■ REQUIRED WORK ■
Filter the listing so that only lines with the word "yunduan" remain.

■ ENTRIES PROVIDED ■
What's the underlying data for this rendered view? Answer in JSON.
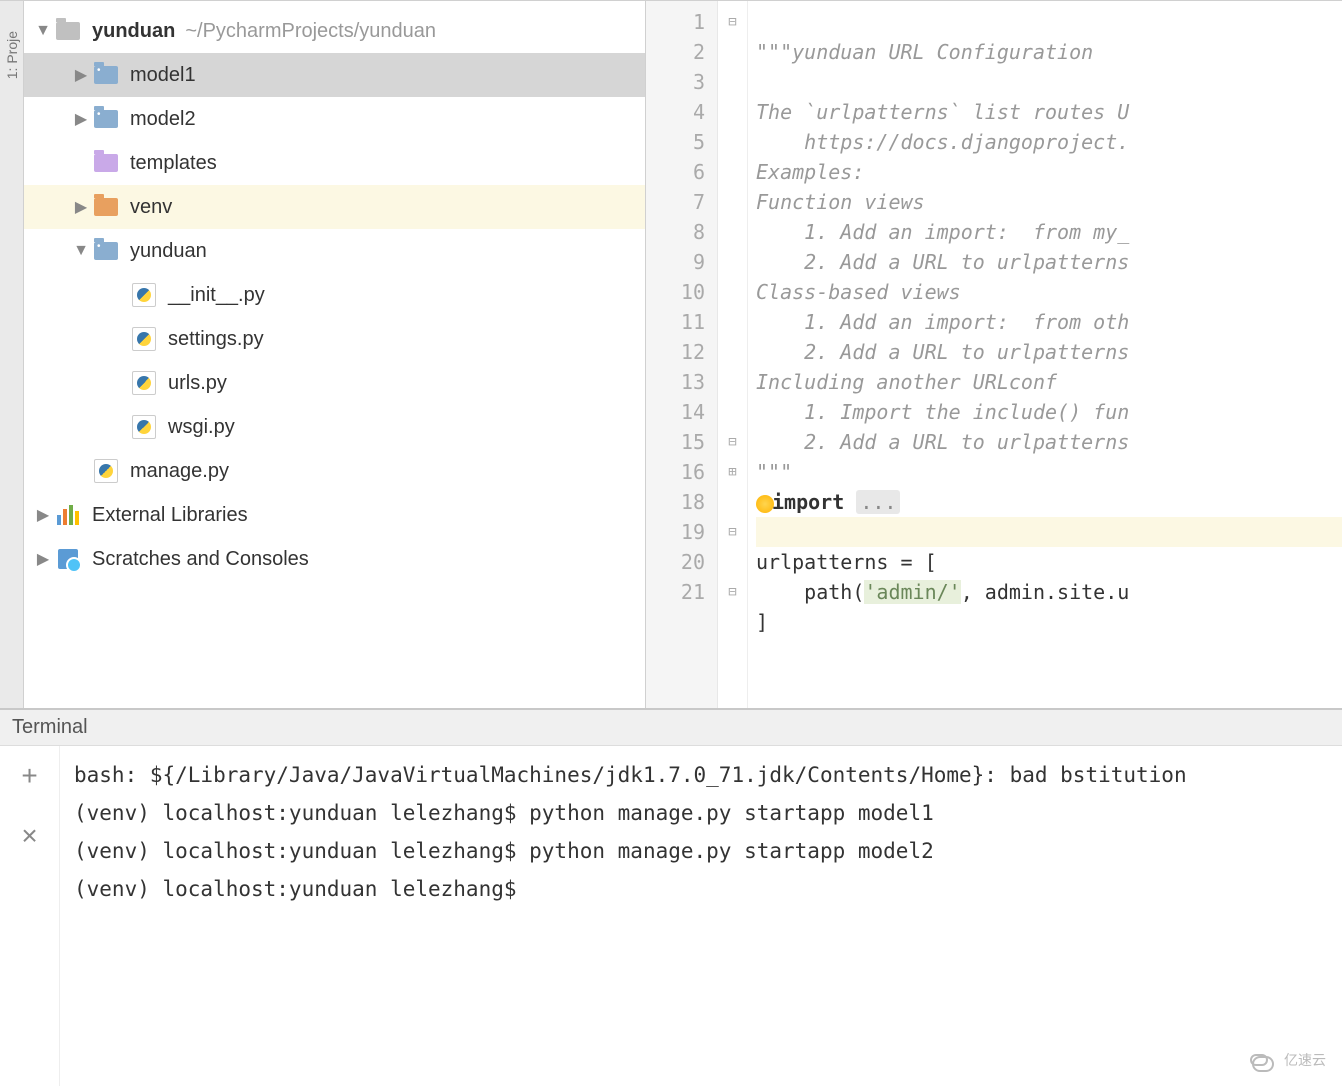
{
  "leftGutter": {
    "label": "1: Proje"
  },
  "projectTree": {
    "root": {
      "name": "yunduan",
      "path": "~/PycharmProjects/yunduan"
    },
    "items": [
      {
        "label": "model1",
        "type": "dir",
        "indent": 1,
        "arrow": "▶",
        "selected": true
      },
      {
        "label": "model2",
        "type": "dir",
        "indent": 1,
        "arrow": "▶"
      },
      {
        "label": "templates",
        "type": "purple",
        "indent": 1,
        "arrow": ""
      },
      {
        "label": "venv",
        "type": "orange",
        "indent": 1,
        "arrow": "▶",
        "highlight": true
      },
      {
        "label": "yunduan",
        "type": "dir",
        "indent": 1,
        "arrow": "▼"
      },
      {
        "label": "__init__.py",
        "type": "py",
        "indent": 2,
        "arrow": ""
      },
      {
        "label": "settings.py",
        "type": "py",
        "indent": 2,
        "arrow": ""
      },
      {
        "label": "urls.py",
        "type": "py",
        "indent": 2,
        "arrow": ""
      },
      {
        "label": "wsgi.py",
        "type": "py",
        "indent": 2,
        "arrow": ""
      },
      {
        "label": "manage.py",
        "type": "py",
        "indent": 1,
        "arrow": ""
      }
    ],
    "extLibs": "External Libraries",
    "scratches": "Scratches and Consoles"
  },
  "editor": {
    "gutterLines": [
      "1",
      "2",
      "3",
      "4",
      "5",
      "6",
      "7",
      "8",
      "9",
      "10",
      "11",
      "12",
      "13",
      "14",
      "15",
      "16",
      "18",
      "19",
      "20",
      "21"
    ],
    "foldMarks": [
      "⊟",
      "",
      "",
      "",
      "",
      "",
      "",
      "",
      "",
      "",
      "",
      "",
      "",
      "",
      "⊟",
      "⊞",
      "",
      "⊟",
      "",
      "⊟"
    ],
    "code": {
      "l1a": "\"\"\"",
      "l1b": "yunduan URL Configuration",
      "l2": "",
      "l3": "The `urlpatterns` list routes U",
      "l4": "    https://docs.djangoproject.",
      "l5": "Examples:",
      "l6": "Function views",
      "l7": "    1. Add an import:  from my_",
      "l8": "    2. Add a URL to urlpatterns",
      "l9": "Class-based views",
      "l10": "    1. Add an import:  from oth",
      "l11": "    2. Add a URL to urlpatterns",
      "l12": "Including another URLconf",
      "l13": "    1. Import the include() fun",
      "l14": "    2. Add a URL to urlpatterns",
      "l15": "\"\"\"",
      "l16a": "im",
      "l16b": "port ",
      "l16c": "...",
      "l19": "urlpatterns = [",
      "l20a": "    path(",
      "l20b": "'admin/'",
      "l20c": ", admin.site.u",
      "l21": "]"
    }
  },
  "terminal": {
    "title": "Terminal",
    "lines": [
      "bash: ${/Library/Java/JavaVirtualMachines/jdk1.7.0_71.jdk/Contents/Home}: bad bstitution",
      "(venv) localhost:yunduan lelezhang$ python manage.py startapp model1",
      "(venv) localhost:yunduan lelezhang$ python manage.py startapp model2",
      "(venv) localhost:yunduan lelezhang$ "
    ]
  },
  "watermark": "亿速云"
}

■ EXPECTED ANSWER ■
      "name": "yunduan",
      "path": "~/PycharmProjects/yunduan"
        "label": "yunduan",
      "l1b": "yunduan URL Configuration",
      "(venv) localhost:yunduan lelezhang$ python manage.py startapp model1",
      "(venv) localhost:yunduan lelezhang$ python manage.py startapp model2",
      "(venv) localhost:yunduan lelezhang$ "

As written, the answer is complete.